▶ **WHAT NEEDS TO BE DONE**
Skip the pictures and copy all the data that follows exactly.
**** SOURCE MATERIAL ****
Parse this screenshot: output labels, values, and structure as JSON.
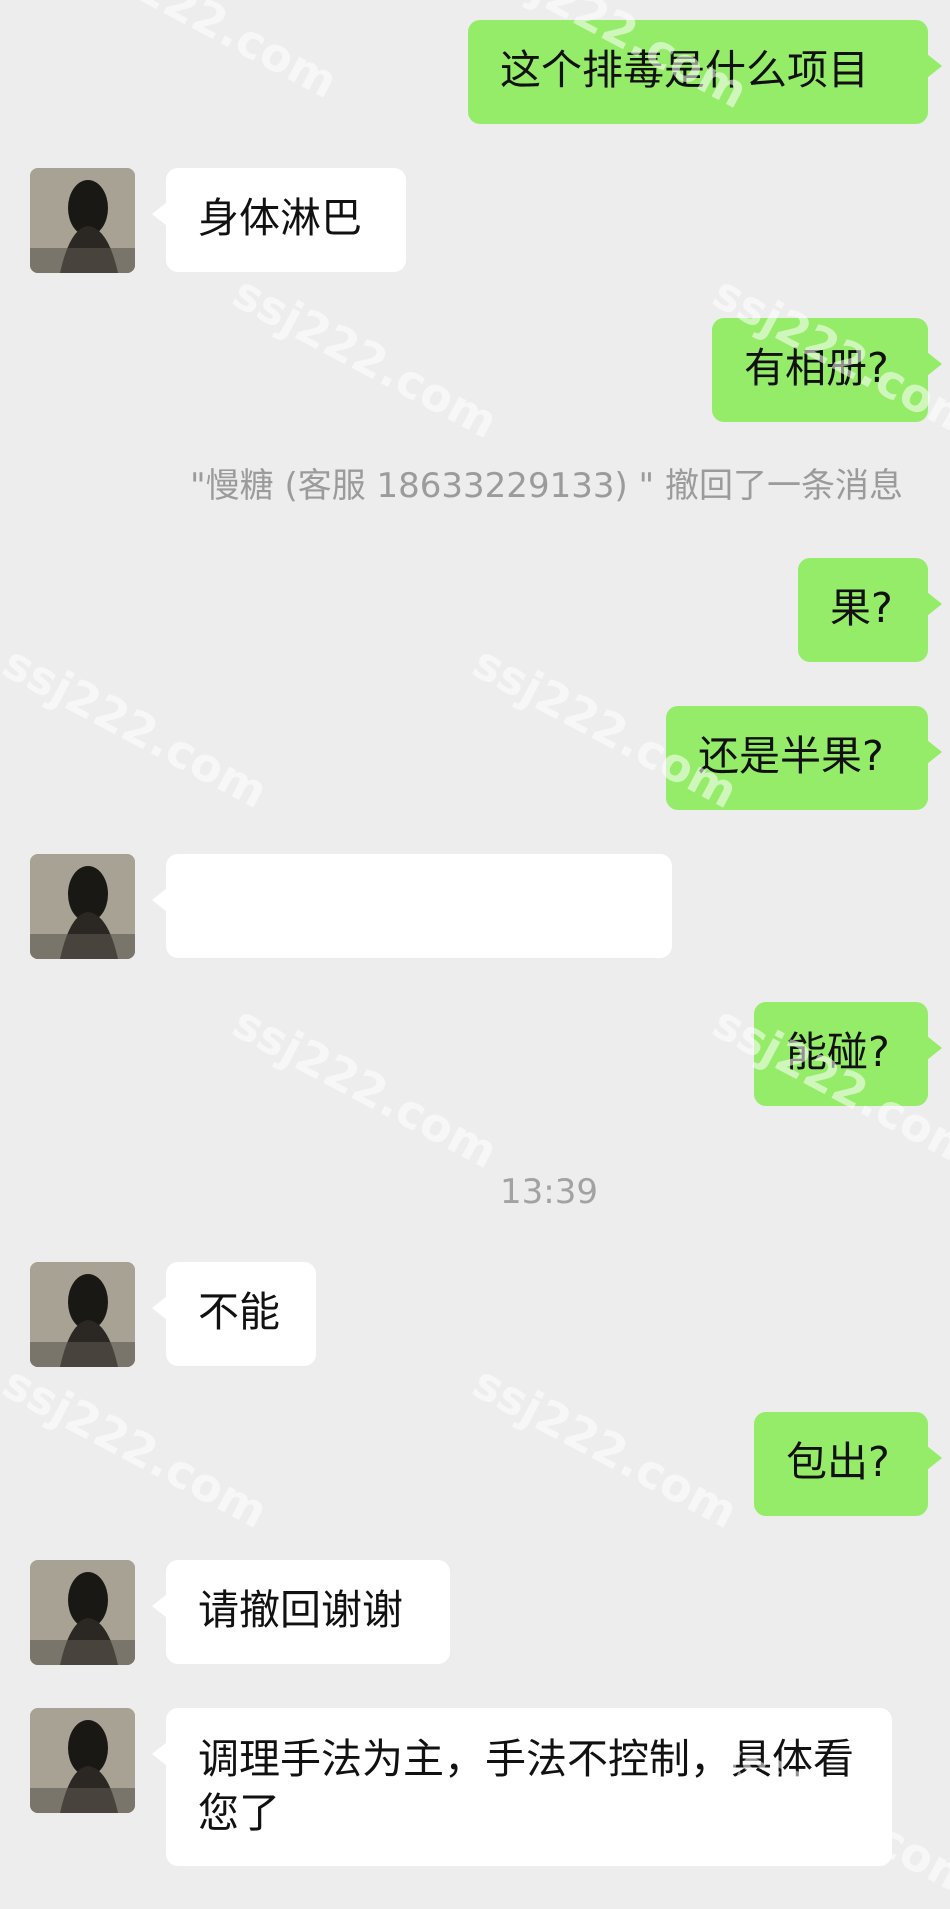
{
  "messages": [
    {
      "id": "m1",
      "side": "out",
      "text": "这个排毒是什么项目"
    },
    {
      "id": "m2",
      "side": "in",
      "text": "身体淋巴"
    },
    {
      "id": "m3",
      "side": "out",
      "text": "有相册?"
    },
    {
      "id": "m4",
      "side": "out",
      "text": "果?"
    },
    {
      "id": "m5",
      "side": "out",
      "text": "还是半果?"
    },
    {
      "id": "m6",
      "side": "in",
      "text": ""
    },
    {
      "id": "m7",
      "side": "out",
      "text": "能碰?"
    },
    {
      "id": "m8",
      "side": "in",
      "text": "不能"
    },
    {
      "id": "m9",
      "side": "out",
      "text": "包出?"
    },
    {
      "id": "m10",
      "side": "in",
      "text": "请撤回谢谢"
    },
    {
      "id": "m11",
      "side": "in",
      "text": "调理手法为主，手法不控制，具体看您了"
    }
  ],
  "system": {
    "recall_notice": "\"慢糖 (客服 18633229133) \" 撤回了一条消息",
    "timestamp": "13:39"
  },
  "watermark": "ssj222.com",
  "colors": {
    "background": "#ededed",
    "outgoing_bubble": "#95ec69",
    "incoming_bubble": "#ffffff",
    "system_text": "#9b9b9b"
  }
}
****
▶ **OUTPUT OF THE TASK**
Parse this screenshot: output labels, values, and structure as JSON.
{
  "messages": [
    {
      "id": "m1",
      "side": "out",
      "text": "这个排毒是什么项目"
    },
    {
      "id": "m2",
      "side": "in",
      "text": "身体淋巴"
    },
    {
      "id": "m3",
      "side": "out",
      "text": "有相册?"
    },
    {
      "id": "m4",
      "side": "out",
      "text": "果?"
    },
    {
      "id": "m5",
      "side": "out",
      "text": "还是半果?"
    },
    {
      "id": "m6",
      "side": "in",
      "text": ""
    },
    {
      "id": "m7",
      "side": "out",
      "text": "能碰?"
    },
    {
      "id": "m8",
      "side": "in",
      "text": "不能"
    },
    {
      "id": "m9",
      "side": "out",
      "text": "包出?"
    },
    {
      "id": "m10",
      "side": "in",
      "text": "请撤回谢谢"
    },
    {
      "id": "m11",
      "side": "in",
      "text": "调理手法为主，手法不控制，具体看您了"
    }
  ],
  "system": {
    "recall_notice": "\"慢糖 (客服 18633229133) \" 撤回了一条消息",
    "timestamp": "13:39"
  },
  "watermark": "ssj222.com",
  "colors": {
    "background": "#ededed",
    "outgoing_bubble": "#95ec69",
    "incoming_bubble": "#ffffff",
    "system_text": "#9b9b9b"
  }
}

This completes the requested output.